§ ACTIVITY
Find every line in the material below with the string "pollutant" and state how many there are, with no other text.

§ PROVIDED DATA
= Beginning of Section =
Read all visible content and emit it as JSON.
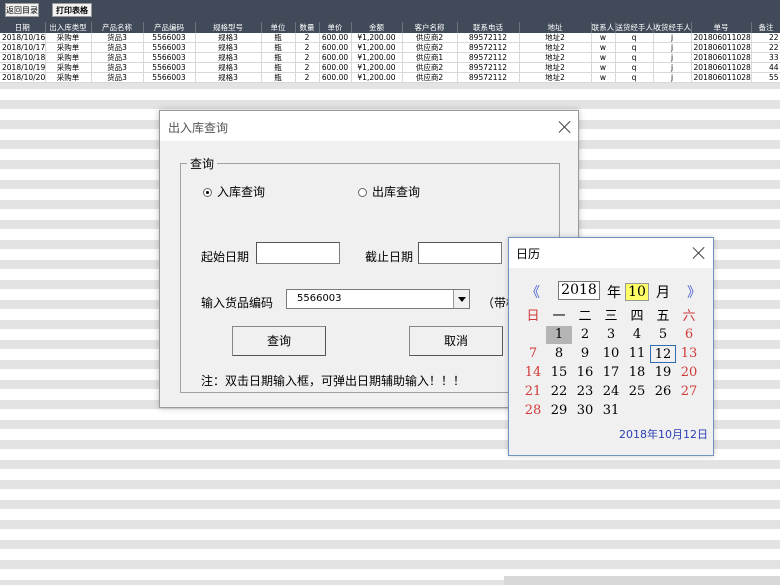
{
  "toolbar": {
    "return_label": "返回目录",
    "print_label": "打印表格"
  },
  "table": {
    "headers": [
      "日期",
      "出入库类型",
      "产品名称",
      "产品编码",
      "规格型号",
      "单位",
      "数量",
      "单价",
      "金额",
      "客户名称",
      "联系电话",
      "地址",
      "联系人",
      "送货经手人",
      "收货经手人",
      "单号",
      "备注"
    ],
    "rows": [
      [
        "2018/10/16",
        "采购单",
        "货品3",
        "5566003",
        "规格3",
        "瓶",
        "2",
        "600.00",
        "¥1,200.00",
        "供应商2",
        "89572112",
        "地址2",
        "w",
        "q",
        "j",
        "201806011028",
        "22"
      ],
      [
        "2018/10/17",
        "采购单",
        "货品3",
        "5566003",
        "规格3",
        "瓶",
        "2",
        "600.00",
        "¥1,200.00",
        "供应商2",
        "89572112",
        "地址2",
        "w",
        "q",
        "j",
        "201806011028",
        "22"
      ],
      [
        "2018/10/18",
        "采购单",
        "货品3",
        "5566003",
        "规格3",
        "瓶",
        "2",
        "600.00",
        "¥1,200.00",
        "供应商1",
        "89572112",
        "地址2",
        "w",
        "q",
        "j",
        "201806011028",
        "33"
      ],
      [
        "2018/10/19",
        "采购单",
        "货品3",
        "5566003",
        "规格3",
        "瓶",
        "2",
        "600.00",
        "¥1,200.00",
        "供应商2",
        "89572112",
        "地址2",
        "w",
        "q",
        "j",
        "201806011028",
        "44"
      ],
      [
        "2018/10/20",
        "采购单",
        "货品3",
        "5566003",
        "规格3",
        "瓶",
        "2",
        "600.00",
        "¥1,200.00",
        "供应商2",
        "89572112",
        "地址2",
        "w",
        "q",
        "j",
        "201806011028",
        "55"
      ]
    ]
  },
  "dialog": {
    "title": "出入库查询",
    "group_label": "查询",
    "radio_in": "入库查询",
    "radio_out": "出库查询",
    "selected_radio": "in",
    "start_date_label": "起始日期",
    "end_date_label": "截止日期",
    "code_label": "输入货品编码",
    "code_value": "5566003",
    "code_hint": "（带横",
    "query_button": "查询",
    "cancel_button": "取消",
    "note": "注：双击日期输入框，可弹出日期辅助输入！！！"
  },
  "calendar": {
    "title": "日历",
    "prev_symbol": "《",
    "next_symbol": "》",
    "year": "2018",
    "year_label": "年",
    "month": "10",
    "month_label": "月",
    "weekdays": [
      "日",
      "一",
      "二",
      "三",
      "四",
      "五",
      "六"
    ],
    "first_weekday": 1,
    "days_in_month": 31,
    "highlight_day": 1,
    "selected_day": 12,
    "today_text": "2018年10月12日",
    "colors": {
      "weekend": "#d23a3a",
      "nav": "#4a5fd0",
      "today": "#2a3fb6"
    }
  }
}
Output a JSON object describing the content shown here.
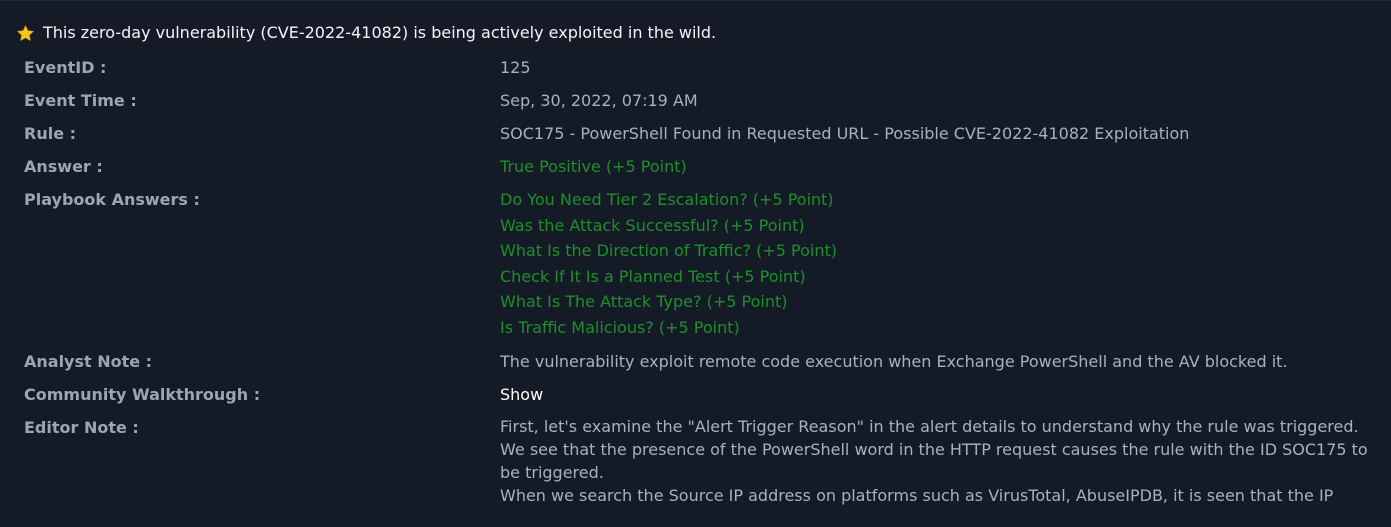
{
  "headline": {
    "icon": "star-icon",
    "icon_color": "#f5c518",
    "text": "This zero-day vulnerability (CVE-2022-41082) is being actively exploited in the wild."
  },
  "fields": {
    "event_id": {
      "label": "EventID :",
      "value": "125"
    },
    "event_time": {
      "label": "Event Time :",
      "value": "Sep, 30, 2022, 07:19 AM"
    },
    "rule": {
      "label": "Rule :",
      "value": "SOC175 - PowerShell Found in Requested URL - Possible CVE-2022-41082 Exploitation"
    },
    "answer": {
      "label": "Answer :",
      "value": "True Positive (+5 Point)"
    },
    "playbook": {
      "label": "Playbook Answers :",
      "items": [
        "Do You Need Tier 2 Escalation? (+5 Point)",
        "Was the Attack Successful? (+5 Point)",
        "What Is the Direction of Traffic? (+5 Point)",
        "Check If It Is a Planned Test (+5 Point)",
        "What Is The Attack Type? (+5 Point)",
        "Is Traffic Malicious? (+5 Point)"
      ]
    },
    "analyst_note": {
      "label": "Analyst Note :",
      "value": "The vulnerability exploit remote code execution when Exchange PowerShell and the AV blocked it."
    },
    "walkthrough": {
      "label": "Community Walkthrough :",
      "value": "Show"
    },
    "editor_note": {
      "label": "Editor Note :",
      "paragraphs": [
        "First, let's examine the \"Alert Trigger Reason\" in the alert details to understand why the rule was triggered. We see that the presence of the PowerShell word in the HTTP request causes the rule with the ID SOC175 to be triggered.",
        "When we search the Source IP address on platforms such as VirusTotal, AbuseIPDB, it is seen that the IP"
      ]
    }
  },
  "colors": {
    "background": "#141b27",
    "label": "#9ea4b2",
    "value": "#aab0bc",
    "success": "#1f8f2a",
    "link": "#ffffff"
  }
}
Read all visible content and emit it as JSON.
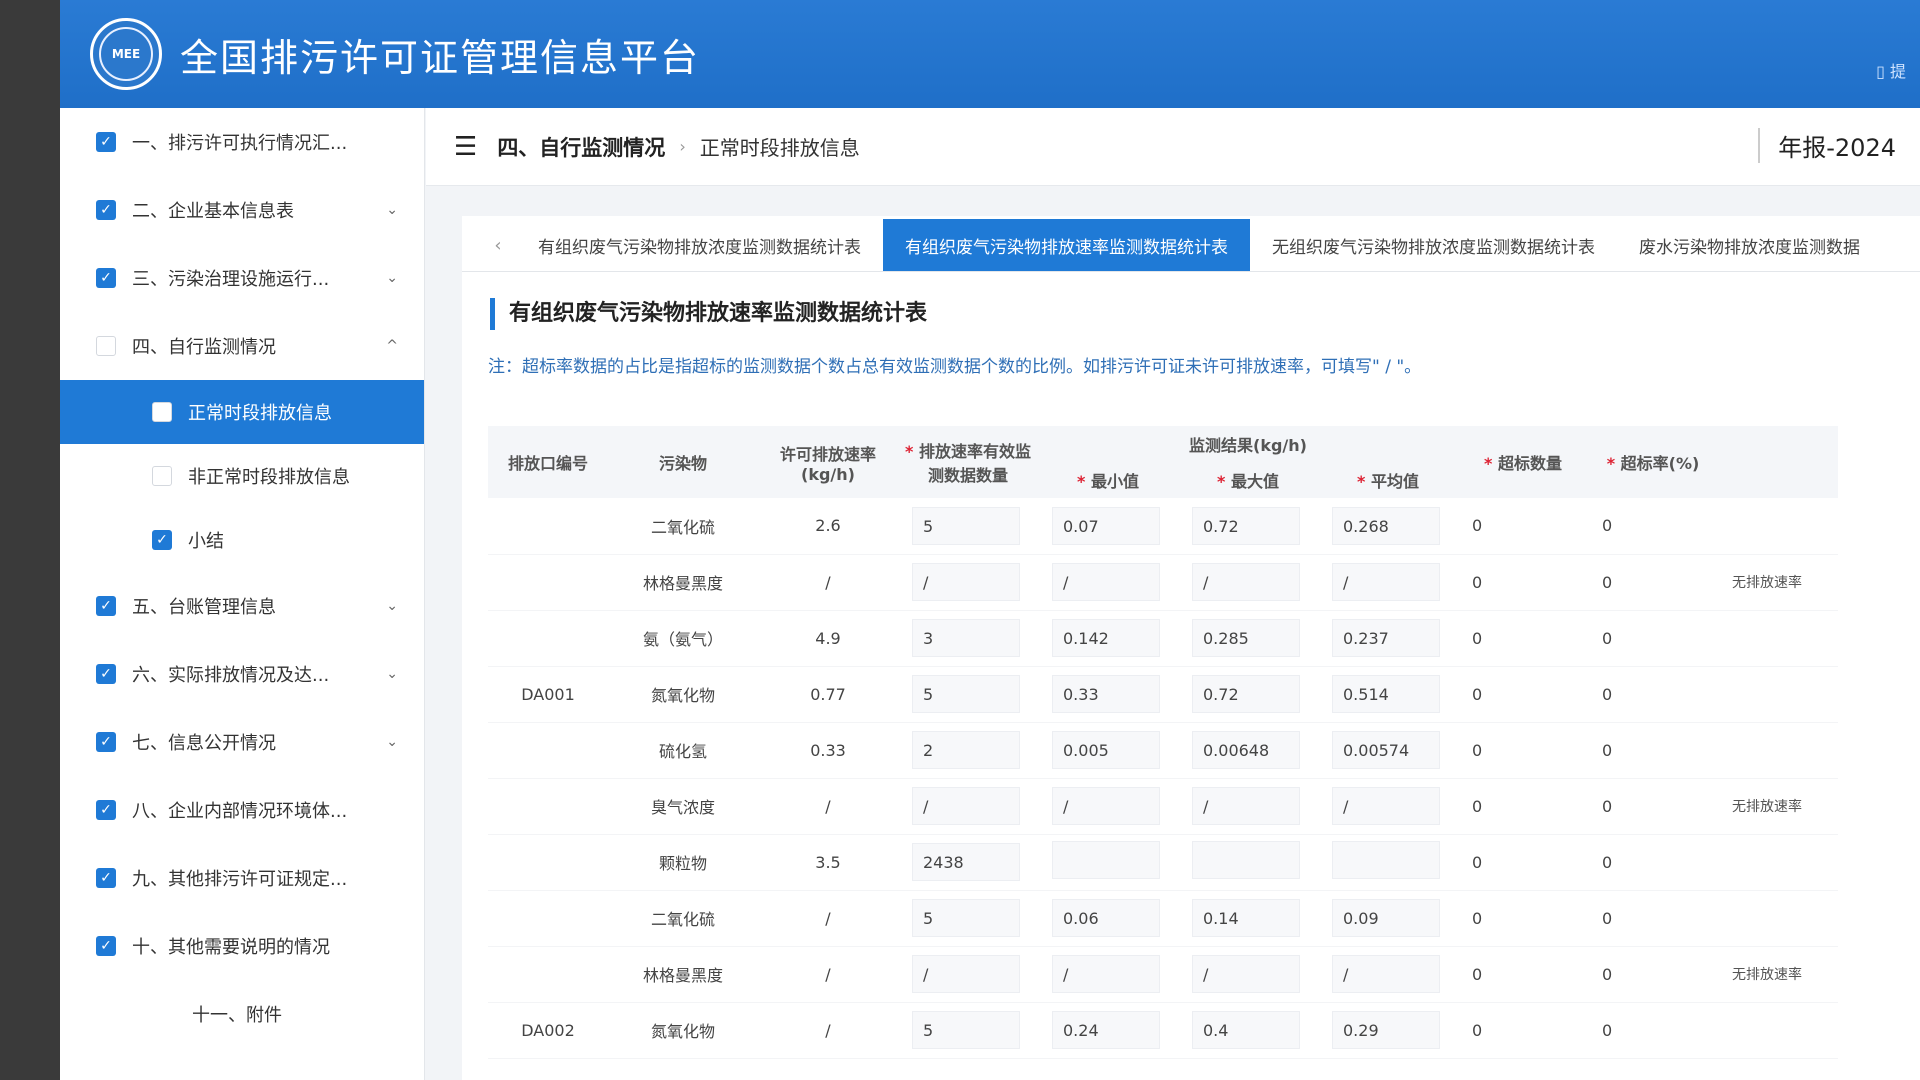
{
  "header": {
    "logo_text": "MEE",
    "title": "全国排污许可证管理信息平台",
    "right_text": "▯ 提"
  },
  "sidebar": {
    "items": [
      {
        "label": "一、排污许可执行情况汇...",
        "checked": true,
        "chevron": ""
      },
      {
        "label": "二、企业基本信息表",
        "checked": true,
        "chevron": "⌄"
      },
      {
        "label": "三、污染治理设施运行...",
        "checked": true,
        "chevron": "⌄"
      },
      {
        "label": "四、自行监测情况",
        "checked": false,
        "chevron": "^"
      },
      {
        "label": "正常时段排放信息",
        "checked": false,
        "active": true
      },
      {
        "label": "非正常时段排放信息",
        "checked": false
      },
      {
        "label": "小结",
        "checked": true
      },
      {
        "label": "五、台账管理信息",
        "checked": true,
        "chevron": "⌄"
      },
      {
        "label": "六、实际排放情况及达...",
        "checked": true,
        "chevron": "⌄"
      },
      {
        "label": "七、信息公开情况",
        "checked": true,
        "chevron": "⌄"
      },
      {
        "label": "八、企业内部情况环境体...",
        "checked": true,
        "chevron": ""
      },
      {
        "label": "九、其他排污许可证规定...",
        "checked": true,
        "chevron": ""
      },
      {
        "label": "十、其他需要说明的情况",
        "checked": true,
        "chevron": ""
      },
      {
        "label": "十一、附件",
        "checked": false,
        "chevron": ""
      }
    ]
  },
  "breadcrumb": {
    "main": "四、自行监测情况",
    "sub": "正常时段排放信息",
    "year": "年报-2024"
  },
  "tabs": [
    "有组织废气污染物排放浓度监测数据统计表",
    "有组织废气污染物排放速率监测数据统计表",
    "无组织废气污染物排放浓度监测数据统计表",
    "废水污染物排放浓度监测数据"
  ],
  "section": {
    "title": "有组织废气污染物排放速率监测数据统计表",
    "note": "注：超标率数据的占比是指超标的监测数据个数占总有效监测数据个数的比例。如排污许可证未许可排放速率，可填写\" / \"。"
  },
  "table": {
    "headers": {
      "outlet": "排放口编号",
      "pollutant": "污染物",
      "permit_rate": "许可排放速率 (kg/h)",
      "valid_count": "排放速率有效监测数据数量",
      "result_group": "监测结果(kg/h)",
      "min": "最小值",
      "max": "最大值",
      "avg": "平均值",
      "exceed_count": "超标数量",
      "exceed_rate": "超标率(%)"
    },
    "rows": [
      {
        "outlet": "",
        "pollutant": "二氧化硫",
        "permit": "2.6",
        "count": "5",
        "min": "0.07",
        "max": "0.72",
        "avg": "0.268",
        "ex_n": "0",
        "ex_r": "0",
        "note": ""
      },
      {
        "outlet": "",
        "pollutant": "林格曼黑度",
        "permit": "/",
        "count": "/",
        "min": "/",
        "max": "/",
        "avg": "/",
        "ex_n": "0",
        "ex_r": "0",
        "note": "无排放速率"
      },
      {
        "outlet": "",
        "pollutant": "氨（氨气）",
        "permit": "4.9",
        "count": "3",
        "min": "0.142",
        "max": "0.285",
        "avg": "0.237",
        "ex_n": "0",
        "ex_r": "0",
        "note": ""
      },
      {
        "outlet": "DA001",
        "pollutant": "氮氧化物",
        "permit": "0.77",
        "count": "5",
        "min": "0.33",
        "max": "0.72",
        "avg": "0.514",
        "ex_n": "0",
        "ex_r": "0",
        "note": ""
      },
      {
        "outlet": "",
        "pollutant": "硫化氢",
        "permit": "0.33",
        "count": "2",
        "min": "0.005",
        "max": "0.00648",
        "avg": "0.00574",
        "ex_n": "0",
        "ex_r": "0",
        "note": ""
      },
      {
        "outlet": "",
        "pollutant": "臭气浓度",
        "permit": "/",
        "count": "/",
        "min": "/",
        "max": "/",
        "avg": "/",
        "ex_n": "0",
        "ex_r": "0",
        "note": "无排放速率"
      },
      {
        "outlet": "",
        "pollutant": "颗粒物",
        "permit": "3.5",
        "count": "2438",
        "min": "",
        "max": "",
        "avg": "",
        "ex_n": "0",
        "ex_r": "0",
        "note": ""
      },
      {
        "outlet": "",
        "pollutant": "二氧化硫",
        "permit": "/",
        "count": "5",
        "min": "0.06",
        "max": "0.14",
        "avg": "0.09",
        "ex_n": "0",
        "ex_r": "0",
        "note": ""
      },
      {
        "outlet": "",
        "pollutant": "林格曼黑度",
        "permit": "/",
        "count": "/",
        "min": "/",
        "max": "/",
        "avg": "/",
        "ex_n": "0",
        "ex_r": "0",
        "note": "无排放速率"
      },
      {
        "outlet": "DA002",
        "pollutant": "氮氧化物",
        "permit": "/",
        "count": "5",
        "min": "0.24",
        "max": "0.4",
        "avg": "0.29",
        "ex_n": "0",
        "ex_r": "0",
        "note": ""
      }
    ]
  },
  "colors": {
    "brand_blue": "#1f7ad6",
    "note_blue": "#2f6fb6",
    "required_red": "#dd2233"
  }
}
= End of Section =
§ COMPLETED EXERCISE
11